The Washington Football Team looks to be taking steps forward and improving. No, they aren't the biggest steps — imagine the kind you take on your driveway when it's covered in a sheet of ice; yeah, those short and deliberate ones — yet they are seemingly headed in the right direction.
The Burgundy and Gold sit at just 2-5 as they come out of their bye week, but their two recent matchups against the Giants and the Cowboys have represented two of their top three efforts in 2020.
Again, losing to a winless rival by one point and beating up on another with a garbage defense and a backup quarterback aren't worth bragging about at all. However, it's a start.
It may be more than that, too, when you add in Ron Rivera's record in the second half of seasons as a head coach. In September and October, he's 34-38-1. In November and December, though, he's 43-32.
In a one-on-one with NBC Sports Washington's JP Finlay on Monday, Rivera assessed why his Panthers squads turned it on as the schedule progressed.

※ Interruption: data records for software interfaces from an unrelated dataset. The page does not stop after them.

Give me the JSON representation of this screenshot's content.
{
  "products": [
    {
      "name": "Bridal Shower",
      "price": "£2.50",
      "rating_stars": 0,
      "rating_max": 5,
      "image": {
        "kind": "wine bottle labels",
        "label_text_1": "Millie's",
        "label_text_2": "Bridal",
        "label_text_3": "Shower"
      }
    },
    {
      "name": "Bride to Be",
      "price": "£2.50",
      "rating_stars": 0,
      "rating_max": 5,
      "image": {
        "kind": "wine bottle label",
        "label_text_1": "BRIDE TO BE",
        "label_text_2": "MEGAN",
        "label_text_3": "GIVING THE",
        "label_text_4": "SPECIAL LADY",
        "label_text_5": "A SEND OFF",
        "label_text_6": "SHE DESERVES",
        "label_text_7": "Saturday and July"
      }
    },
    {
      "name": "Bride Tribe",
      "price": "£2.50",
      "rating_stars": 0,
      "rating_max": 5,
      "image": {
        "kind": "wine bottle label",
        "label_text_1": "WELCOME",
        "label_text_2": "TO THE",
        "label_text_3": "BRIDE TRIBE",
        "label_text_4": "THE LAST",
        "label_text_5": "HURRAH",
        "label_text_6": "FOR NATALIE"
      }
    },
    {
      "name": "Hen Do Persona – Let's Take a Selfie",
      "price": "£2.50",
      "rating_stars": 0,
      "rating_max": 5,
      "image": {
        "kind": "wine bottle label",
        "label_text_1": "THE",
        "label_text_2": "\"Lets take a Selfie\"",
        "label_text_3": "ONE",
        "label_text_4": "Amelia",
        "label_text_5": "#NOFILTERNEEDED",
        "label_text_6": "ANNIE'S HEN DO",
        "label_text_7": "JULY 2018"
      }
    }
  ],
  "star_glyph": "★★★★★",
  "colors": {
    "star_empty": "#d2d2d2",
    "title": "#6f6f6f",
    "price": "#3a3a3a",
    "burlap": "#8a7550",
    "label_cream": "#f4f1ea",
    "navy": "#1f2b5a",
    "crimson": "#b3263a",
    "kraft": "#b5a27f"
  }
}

"Well, historically, being in Carolina, it was a little different in terms of the way we had to go through training camp with the heat and everything like that," he told Finlay on Monday. "It always seemed everything always built up to a crescendo."
Rivera also touched on the topic in his general presser with the media, explaining why those "crescendos" occurred later in the calendar.
“I think players have aha moments," Rivera said. "All of a sudden it’s: ‘Ah, I see what the coaches are saying. I see what they’re trying to show us. OK, that makes sense.’ Again, part of it is we didn’t have OTAs. We didn’t have minicamp. We didn’t have a normal training camp for these guys to look and see and adapt and get used to things. What’s happening now is we’re having these aha moments, and hopefully they continue where it makes sense."
It's become a bit tiresome hearing so many people in the league refer back to the shortened offseason, especially as that offseason drifts further into the past. That doesn't mean it's not a valid point, though, and the lack of time together was even more impactful on franchises with new staffs, like Washington.
Skeptics will brush off what Rivera's roster has done lately simply because of the opponents they did it against, which is understandable. Still, with the way the NFC East is going to stack up come Week 17, it's not like Washington needs to become an elite club; incrementally growing could easily be enough for them to make the playoffs.
Rivera definitely sees it that way.
"That's kind of what I'm hoping for now," he said. "We put it together now and really play some of our better football as we start getting down to the end of the season."
Rivera experienced crescendos in Carolina. In Washington, he'd likely settle for a mere boost in volume. They don't have to rise above the rest of the NFC, they just simply have to be louder than the rest of their division. That is absolutely possible.